* [Aim of the task]: Your answer should be every line with the word "Délégataire", copied from the data below.

* [Listed entries]:
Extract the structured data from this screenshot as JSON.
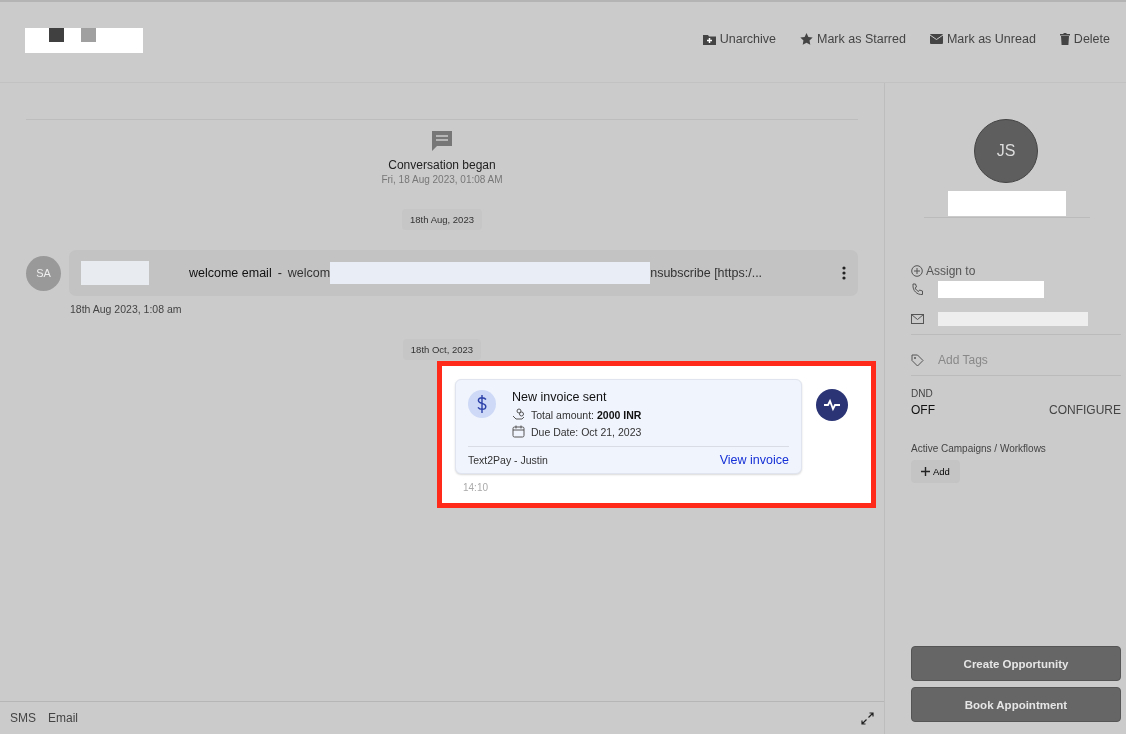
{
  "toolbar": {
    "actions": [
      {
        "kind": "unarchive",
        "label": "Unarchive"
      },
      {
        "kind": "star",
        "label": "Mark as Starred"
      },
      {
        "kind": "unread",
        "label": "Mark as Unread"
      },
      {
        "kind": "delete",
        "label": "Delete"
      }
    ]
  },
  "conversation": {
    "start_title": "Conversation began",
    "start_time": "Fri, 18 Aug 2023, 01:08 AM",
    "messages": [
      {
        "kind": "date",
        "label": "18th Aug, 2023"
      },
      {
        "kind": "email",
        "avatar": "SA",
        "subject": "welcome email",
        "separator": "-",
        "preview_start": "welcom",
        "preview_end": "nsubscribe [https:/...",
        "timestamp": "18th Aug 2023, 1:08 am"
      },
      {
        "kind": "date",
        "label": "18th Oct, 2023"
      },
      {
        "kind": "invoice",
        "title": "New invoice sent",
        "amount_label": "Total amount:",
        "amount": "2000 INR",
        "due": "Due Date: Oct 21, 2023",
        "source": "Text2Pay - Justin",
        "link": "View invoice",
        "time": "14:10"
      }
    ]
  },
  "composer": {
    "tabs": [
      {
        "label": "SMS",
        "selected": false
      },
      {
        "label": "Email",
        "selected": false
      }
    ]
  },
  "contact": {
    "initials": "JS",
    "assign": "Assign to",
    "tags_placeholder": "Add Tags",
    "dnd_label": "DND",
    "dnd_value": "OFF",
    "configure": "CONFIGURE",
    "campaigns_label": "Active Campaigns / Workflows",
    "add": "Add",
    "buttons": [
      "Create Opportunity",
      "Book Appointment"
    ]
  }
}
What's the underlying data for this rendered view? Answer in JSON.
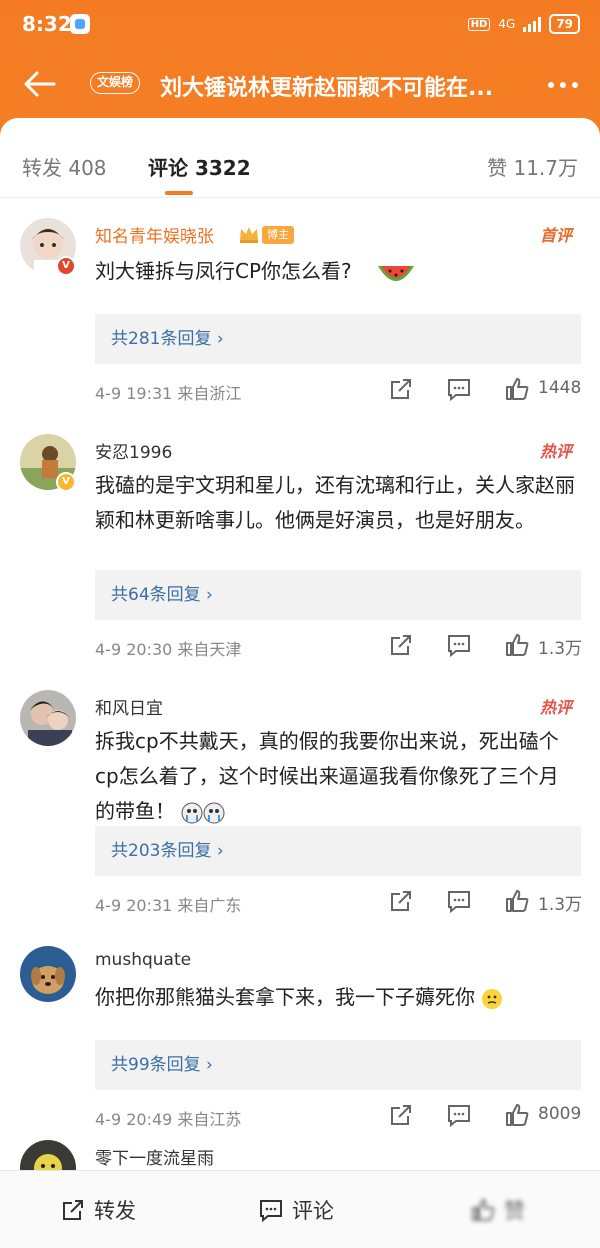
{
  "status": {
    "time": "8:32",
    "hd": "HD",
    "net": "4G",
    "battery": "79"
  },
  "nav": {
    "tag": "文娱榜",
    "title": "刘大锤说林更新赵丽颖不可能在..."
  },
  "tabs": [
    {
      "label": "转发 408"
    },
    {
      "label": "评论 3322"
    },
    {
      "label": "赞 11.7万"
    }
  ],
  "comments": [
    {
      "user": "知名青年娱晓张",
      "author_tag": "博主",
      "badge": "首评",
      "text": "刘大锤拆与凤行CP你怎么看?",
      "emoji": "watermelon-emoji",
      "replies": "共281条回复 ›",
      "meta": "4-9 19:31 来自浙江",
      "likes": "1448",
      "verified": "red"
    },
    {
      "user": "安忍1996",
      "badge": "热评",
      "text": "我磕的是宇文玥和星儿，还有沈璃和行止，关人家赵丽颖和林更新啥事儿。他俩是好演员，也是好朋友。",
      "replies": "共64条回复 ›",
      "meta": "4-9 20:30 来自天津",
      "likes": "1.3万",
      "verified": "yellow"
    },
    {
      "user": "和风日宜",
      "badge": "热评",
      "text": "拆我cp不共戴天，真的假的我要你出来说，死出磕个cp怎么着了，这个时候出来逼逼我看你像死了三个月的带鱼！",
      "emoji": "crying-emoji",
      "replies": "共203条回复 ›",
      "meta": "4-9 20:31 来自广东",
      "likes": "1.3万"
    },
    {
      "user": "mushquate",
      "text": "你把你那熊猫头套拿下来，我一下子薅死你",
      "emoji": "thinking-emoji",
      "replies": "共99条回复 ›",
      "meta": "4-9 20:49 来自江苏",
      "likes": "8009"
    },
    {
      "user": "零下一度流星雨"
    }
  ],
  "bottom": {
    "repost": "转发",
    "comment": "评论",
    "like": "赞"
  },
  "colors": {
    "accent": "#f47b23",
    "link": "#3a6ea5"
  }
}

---

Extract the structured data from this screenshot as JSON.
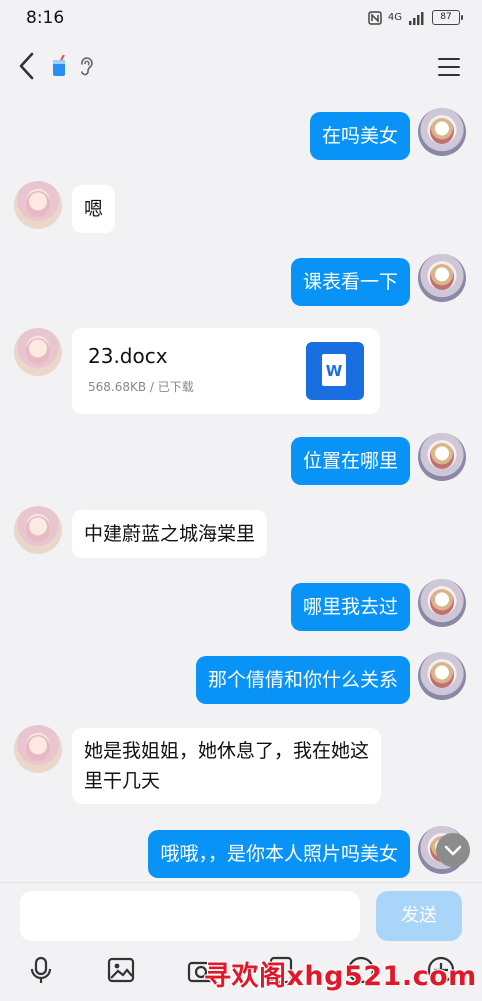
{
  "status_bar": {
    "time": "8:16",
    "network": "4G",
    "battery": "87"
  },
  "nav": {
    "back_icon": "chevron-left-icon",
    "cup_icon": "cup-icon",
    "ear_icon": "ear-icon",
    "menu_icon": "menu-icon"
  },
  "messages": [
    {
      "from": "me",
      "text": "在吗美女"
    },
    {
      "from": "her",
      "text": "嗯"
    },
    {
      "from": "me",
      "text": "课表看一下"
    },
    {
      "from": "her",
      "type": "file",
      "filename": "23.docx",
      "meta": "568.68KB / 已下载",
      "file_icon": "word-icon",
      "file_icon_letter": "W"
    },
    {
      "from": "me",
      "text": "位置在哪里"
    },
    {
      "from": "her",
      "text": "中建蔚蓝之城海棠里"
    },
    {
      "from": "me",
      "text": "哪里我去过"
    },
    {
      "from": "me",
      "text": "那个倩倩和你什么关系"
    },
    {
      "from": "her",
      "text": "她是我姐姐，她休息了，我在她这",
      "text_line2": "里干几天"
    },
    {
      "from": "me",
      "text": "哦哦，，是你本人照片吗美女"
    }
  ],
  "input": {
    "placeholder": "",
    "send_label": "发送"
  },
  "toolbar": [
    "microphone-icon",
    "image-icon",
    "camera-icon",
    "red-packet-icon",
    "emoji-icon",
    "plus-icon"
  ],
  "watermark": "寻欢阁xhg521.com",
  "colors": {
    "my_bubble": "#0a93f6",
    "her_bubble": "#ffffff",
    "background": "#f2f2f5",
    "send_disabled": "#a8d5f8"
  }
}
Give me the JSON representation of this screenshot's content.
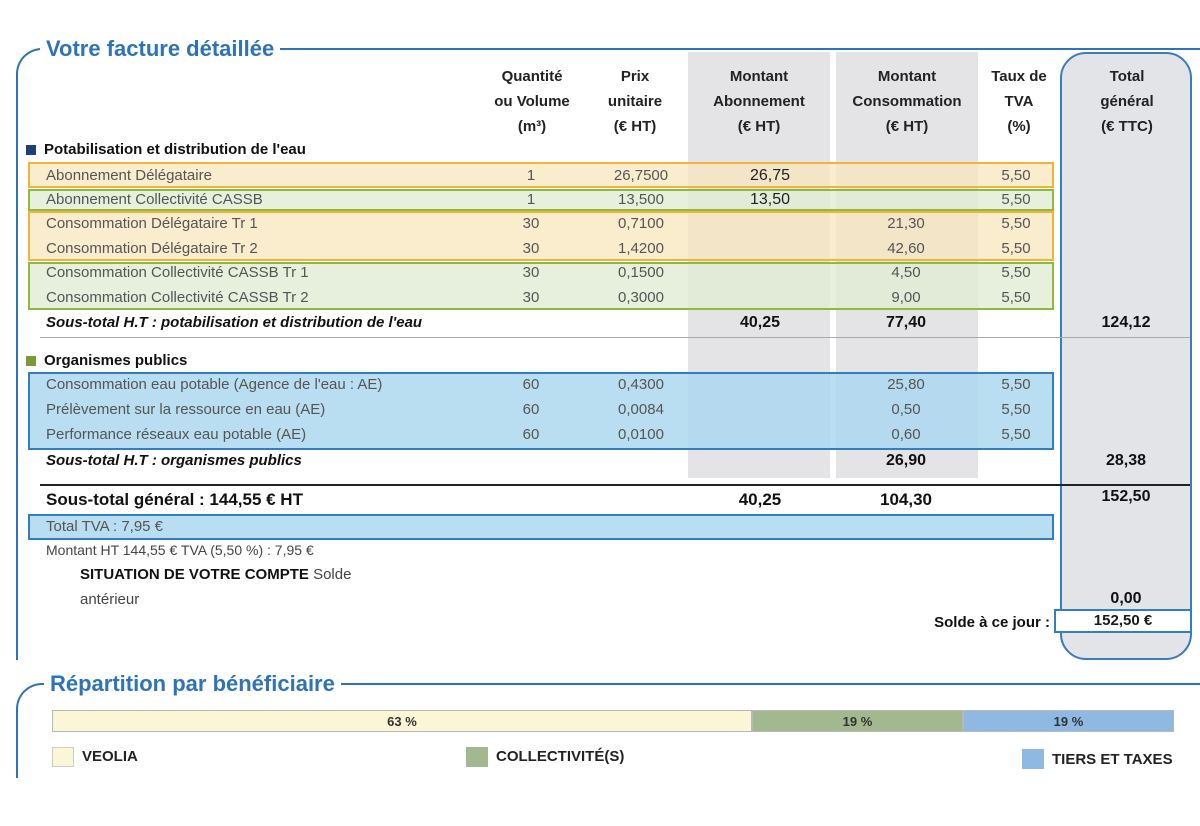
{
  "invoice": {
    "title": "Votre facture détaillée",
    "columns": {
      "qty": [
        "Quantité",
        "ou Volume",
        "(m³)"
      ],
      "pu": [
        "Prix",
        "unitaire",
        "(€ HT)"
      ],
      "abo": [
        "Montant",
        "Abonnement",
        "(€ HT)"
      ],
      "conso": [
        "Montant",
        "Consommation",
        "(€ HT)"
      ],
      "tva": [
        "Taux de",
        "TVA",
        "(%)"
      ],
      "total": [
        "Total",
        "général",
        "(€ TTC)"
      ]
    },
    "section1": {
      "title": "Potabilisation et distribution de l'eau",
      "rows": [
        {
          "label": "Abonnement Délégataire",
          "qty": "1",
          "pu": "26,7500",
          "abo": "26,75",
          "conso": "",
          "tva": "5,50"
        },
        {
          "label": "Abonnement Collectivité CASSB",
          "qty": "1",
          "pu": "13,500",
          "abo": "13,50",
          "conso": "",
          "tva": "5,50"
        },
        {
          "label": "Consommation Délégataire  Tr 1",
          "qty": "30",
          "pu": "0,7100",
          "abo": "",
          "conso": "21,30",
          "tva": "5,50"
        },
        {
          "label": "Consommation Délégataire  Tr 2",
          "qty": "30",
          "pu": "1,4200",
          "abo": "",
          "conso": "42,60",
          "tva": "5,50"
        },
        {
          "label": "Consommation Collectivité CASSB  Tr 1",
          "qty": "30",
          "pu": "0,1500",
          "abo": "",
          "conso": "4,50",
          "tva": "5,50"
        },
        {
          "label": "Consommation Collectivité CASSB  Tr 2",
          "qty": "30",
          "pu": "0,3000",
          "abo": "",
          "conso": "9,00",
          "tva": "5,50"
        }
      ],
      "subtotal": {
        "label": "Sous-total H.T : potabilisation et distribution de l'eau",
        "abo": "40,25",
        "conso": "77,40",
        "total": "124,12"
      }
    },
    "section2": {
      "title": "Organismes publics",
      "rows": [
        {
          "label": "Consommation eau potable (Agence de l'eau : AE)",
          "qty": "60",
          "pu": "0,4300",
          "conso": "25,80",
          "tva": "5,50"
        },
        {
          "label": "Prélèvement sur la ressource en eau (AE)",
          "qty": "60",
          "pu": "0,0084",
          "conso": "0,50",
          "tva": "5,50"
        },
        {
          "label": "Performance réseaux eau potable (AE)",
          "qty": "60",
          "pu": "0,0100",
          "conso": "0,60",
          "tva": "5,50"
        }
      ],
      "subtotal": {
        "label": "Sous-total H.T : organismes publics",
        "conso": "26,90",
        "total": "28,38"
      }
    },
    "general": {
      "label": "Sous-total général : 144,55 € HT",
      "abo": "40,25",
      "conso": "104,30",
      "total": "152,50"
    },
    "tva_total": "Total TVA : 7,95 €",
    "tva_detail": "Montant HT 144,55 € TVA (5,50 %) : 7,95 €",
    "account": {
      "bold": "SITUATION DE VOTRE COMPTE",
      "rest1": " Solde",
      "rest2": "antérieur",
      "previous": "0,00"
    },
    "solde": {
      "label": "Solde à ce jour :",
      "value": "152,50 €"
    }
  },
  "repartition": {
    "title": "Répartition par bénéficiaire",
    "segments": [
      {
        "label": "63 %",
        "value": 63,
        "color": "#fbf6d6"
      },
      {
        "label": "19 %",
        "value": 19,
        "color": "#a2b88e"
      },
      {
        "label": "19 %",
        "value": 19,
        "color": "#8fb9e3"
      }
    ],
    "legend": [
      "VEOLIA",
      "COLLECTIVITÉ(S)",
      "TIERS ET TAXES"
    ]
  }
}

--

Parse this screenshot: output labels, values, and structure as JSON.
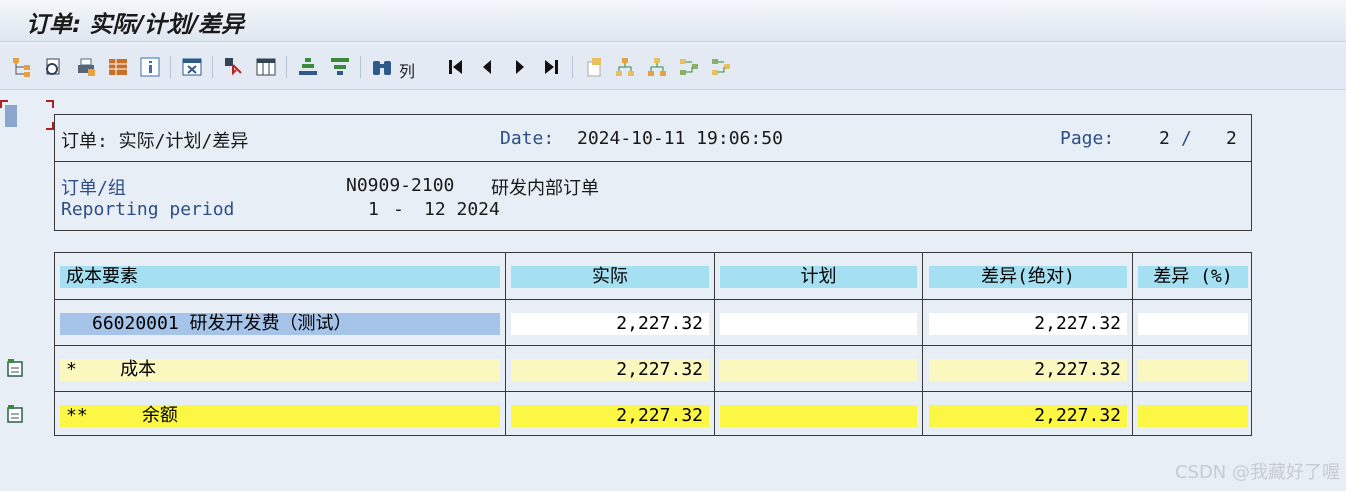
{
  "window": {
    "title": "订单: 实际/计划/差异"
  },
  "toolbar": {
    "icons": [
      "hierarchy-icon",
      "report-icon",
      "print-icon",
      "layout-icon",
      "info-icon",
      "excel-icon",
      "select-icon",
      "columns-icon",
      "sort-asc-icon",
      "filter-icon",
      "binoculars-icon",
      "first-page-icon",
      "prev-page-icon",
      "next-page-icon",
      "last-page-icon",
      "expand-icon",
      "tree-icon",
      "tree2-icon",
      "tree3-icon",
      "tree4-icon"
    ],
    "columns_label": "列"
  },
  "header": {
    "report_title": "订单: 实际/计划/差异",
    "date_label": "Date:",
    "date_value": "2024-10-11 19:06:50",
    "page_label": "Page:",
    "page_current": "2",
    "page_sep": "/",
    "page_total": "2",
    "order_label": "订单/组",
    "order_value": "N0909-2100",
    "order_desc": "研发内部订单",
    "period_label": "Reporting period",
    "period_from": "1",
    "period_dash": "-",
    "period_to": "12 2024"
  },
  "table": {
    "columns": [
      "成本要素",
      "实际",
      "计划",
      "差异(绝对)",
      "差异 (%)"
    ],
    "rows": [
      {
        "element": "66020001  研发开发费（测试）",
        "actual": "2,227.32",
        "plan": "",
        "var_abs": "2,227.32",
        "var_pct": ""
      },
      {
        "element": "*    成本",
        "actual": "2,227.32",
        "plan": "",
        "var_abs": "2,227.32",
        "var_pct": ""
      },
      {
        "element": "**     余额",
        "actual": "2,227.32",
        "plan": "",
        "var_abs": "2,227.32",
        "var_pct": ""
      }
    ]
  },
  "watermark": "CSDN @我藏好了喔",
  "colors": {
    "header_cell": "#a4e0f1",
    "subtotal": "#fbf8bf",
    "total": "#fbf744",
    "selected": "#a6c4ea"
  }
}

* [Output of the task]:
          "label": "Abonnement Délégataire",
          "label": "Consommation Délégataire  Tr 1",
          "label": "Consommation Délégataire  Tr 2",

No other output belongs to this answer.